More than 1,500 people have signed a petition on Change.org calling on Nassau County and the Towns of Hempstead and North Hempstead to host swim meets this summer at their outdoor pools.
New Hyde Park resident Duckie McClellan created the petition, titled “Let Them Swim! In the Nassau Municipal Swim Conference Summer 2021,” last week in response to the news that the municipalities would operate their public pools with the same limited scheduling and capacity as last summer.
The Nassau Municipal Swim Conference, the Levittown Swimming Association and other local municipal and village teams have been an integral part of children’s lives for over 50 years, McClellan said.
Bridget Egan Diano, a Wantagh resident, shared the petition in the “Wantagh Neighbors” Facebook group and encouraged her fellow residents to sign it if they’d like to see their children use the Wantagh Park Pool, which is run by Nassau County, and Forest City Pool, a Town of Hempstead facility, as summer swim team members.
“My son has participated in the swim teams at both Wantagh Park and Forest City since he was 8, and it got him started in the sport,” Egan Diano said. “He’s now a junior at Wantagh High School, holds two all-time school records and is pursuing swimming at the college level.”
She explained that her son wouldn’t have gotten this far without his experience with local swim teams.
“Last year, the swimming community was very disappointed that the league was cancelled, but due to the uncertainty at the time, the decision made sense,” McClellan wrote in the petition. But she added that it is unrealistic to maintain those restrictions when so much has improved since last year, and more and more residents are being vaccinated.
According to New York state’s Reopening New York Sports and Recreation Guidelines, swimming is considered a moderate-risk sport. As of Feb. 1, individual or distanced group training activities, organized no- or low-contact group training, and competitive team practices, games, meets, matches and tournaments are allowed.
But as of now, the Town of Hempstead is not issuing pool permits that swim teams typically need to hold practices and meets, because the state has not yet provided guidance on what will be allowed this summer, according to a statement from the town. “We are following suit with all of the other municipalities on Long Island,” the statement read.
“Over the course of the pandemic, the Town of Hempstead has painstakingly worked to safely operate government and continue as many recreational activities as possible while complying with state guidance,” town Spokesman Greg Blower said. “Pools and most other programs must conform with all of the rules set forth by New York State.

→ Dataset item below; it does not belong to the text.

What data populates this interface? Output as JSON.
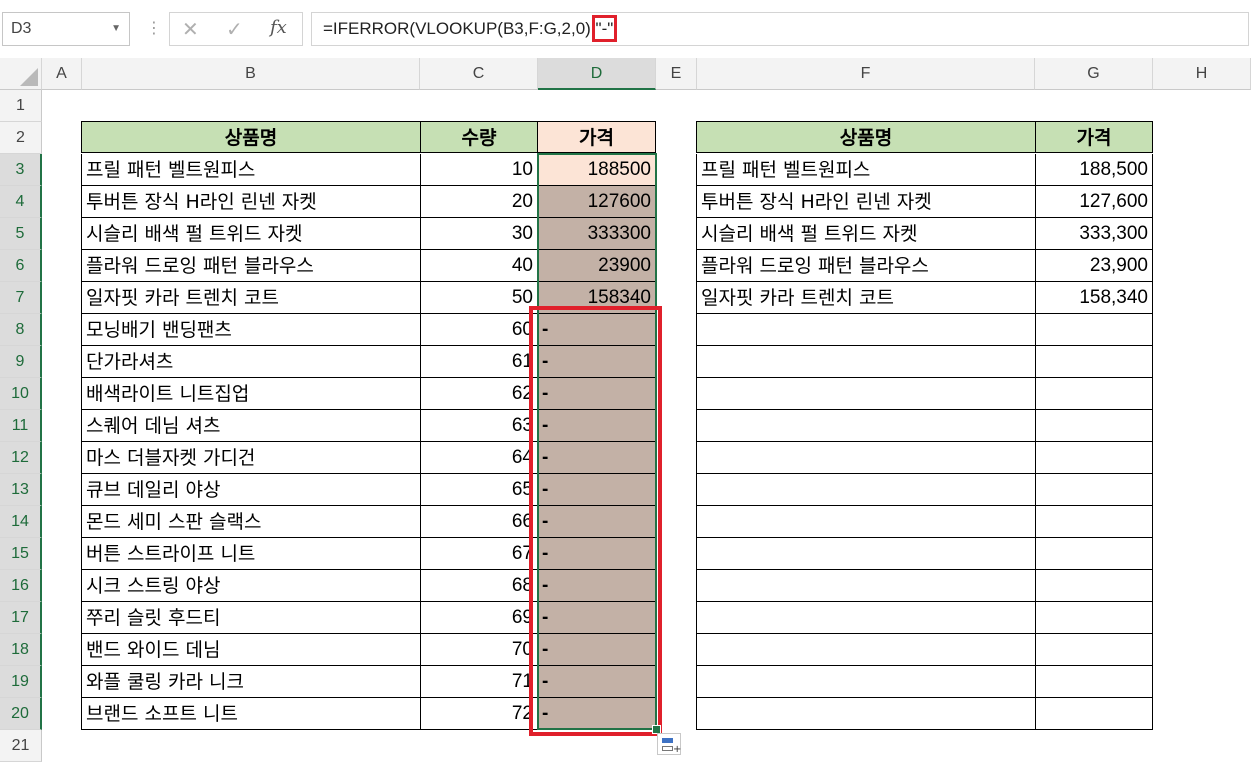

At the current time, the town has not canceled any swimming-related activities, and continues limited operations under state decrees. Should the state regulations change, the town will review the guidance and attempt to restore as many athletic programs as possible to pre-Covid levels.”
“The decision is especially surprising since area public high schools were able to have a successful boys season and the girls are currently practicing and competing,” McClellan wrote in the petition. “In addition, the Nassau County Aquatic Center, an indoor facility run by the Nassau County, has hosted both the girls and boys [Nassau Suffolk Catholic High School Athletic Association] championship swim meets, Section 8 boys championship meet, master swim team practices, lifeguard certifications, swim clinics and open swims.”
Egan Diano argued that the same protocols that varsity school swim teams implemented at indoor pools could be used over the summer, such as having participants swim separately and submit their times.
“There are ways around this if people are concerned about crowding in the pool,” she said. “Not to mention that the summer leagues typically only hold the meets on Saturday mornings, before the pool opens. So, the only people there are the swim team members and parents. There’s no mixing with the regular patrons.”
All practices and competitions for the teams in the Nassau Municipal Swim Conference are outdoors, McClellan added.
“Why can’t the same safety measures that were implemented at the Aquatic Center and at practice pools for high school teams this past spring also be implemented at the municipal pools this summer so our kids can swim?” she asked. “This decision is a great disservice to the many kids who look forward to swimming on these teams every summer.”
Team participation not only improves swimmers’ skills, McClellan said, but also provides them with camaraderie as well as lessons about teamwork, respect and how to win and lose gracefully.
“These municipal swim teams really bring the community together,” she added, “and are an integral part in the training of our future swimmers.”